Many people who are interested in oil business have probably heard of the Standard Oil Trust and it’s founding father John Davison Rockefeller. Vertical integrated monopoly of Standard Oil controlled the railways, refineries and oilfields among many other businesses in US while pushing other players out of the market. Running the risk of economic loss in return of power and total control of the whole value chain of oil, the Standard Oil Company was portrayed as a ruthless dragon. When the trust was broken up into 34 independent(!?) companies by the Supreme Court of the US in 1911, the dragon was said to be finally slain. What less people might know is the story of the knight who led the attack on the dragon. And to my surprise that knight was a woman. Ida Minerva Tarbell’s expose of Standard Oil is a great example for a case when pen proves to be mightier than the sword.
Born in 1857 in Pennsylvania, Ida Tarbell was an eyewitness to the Pennsylvanian Oil Rush (starting with the first discovery of Colonel Drake in 1859) which later affected her life greatly. She was the only woman to graduate from her class of Biology at Allegheny College in 1880. Since science wasn’t really welcoming for women she couldn’t become a scientist. Instead she took a job at a magazine where later on she developed her passion for writing.
By the time she took on the biggest trust of all time she had already written many articles at various magazines. The fact that she began working on the case of Standard Oil in 1890 but wasn’t able to publish anything before 1902 shows how much effort she needed to put in. But even though the legwork was exhausting she also had the chance of having an ace in her sleeve. Mr. Henry Rodgers, who had worked for John D. Rockefeller, was willing to talk with Miss Ida Tarbell in private. Miss Tarbell’s 19 articles, written by the help of Mr. Rodgers and her assistant John Sidel, were put together as a book of 2 volumes in 1904 under the name of “The History of Standard Oil Company”.
Miss Tarbell’s work has greatly influenced the federal lawsuit in 1906 against Standard Oil based on 1980 Sherman Antitrust Act, and in 1911 caused the dispersion of the greatest trust of all time. She became one of the pioneering journalists of her time (the progressive era of US) called the muckrakers. Even more importantly, being a woman in the early 20th century and achieving such success she became an inspiring role model for the upcoming generations.

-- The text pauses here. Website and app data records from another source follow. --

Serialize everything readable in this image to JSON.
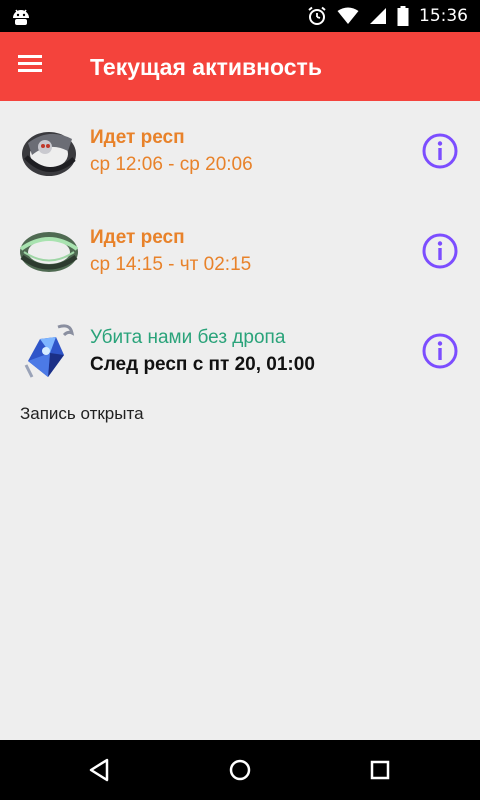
{
  "status_bar": {
    "time": "15:36",
    "icons": [
      "android-icon",
      "alarm-icon",
      "wifi-icon",
      "signal-icon",
      "battery-icon"
    ]
  },
  "app_bar": {
    "title": "Текущая активность",
    "background": "#f4433c"
  },
  "items": [
    {
      "status": "Идет респ",
      "detail": "ср 12:06 - ср 20:06",
      "status_color": "#e8822a",
      "icon": "dark-ring-icon"
    },
    {
      "status": "Идет респ",
      "detail": "ср 14:15 - чт 02:15",
      "status_color": "#e8822a",
      "icon": "green-ring-icon"
    },
    {
      "status": "Убита  нами без дропа",
      "detail": "След респ с пт 20, 01:00",
      "status_color": "#2aa37a",
      "icon": "blue-crystal-icon"
    }
  ],
  "footer": {
    "text": "Запись открыта"
  },
  "accent_info": "#7c4dff"
}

She is the proof that true commitment eventually pays. “A mind which really lays hold of a subject is not easily detached from it.” ― Ida TarbellI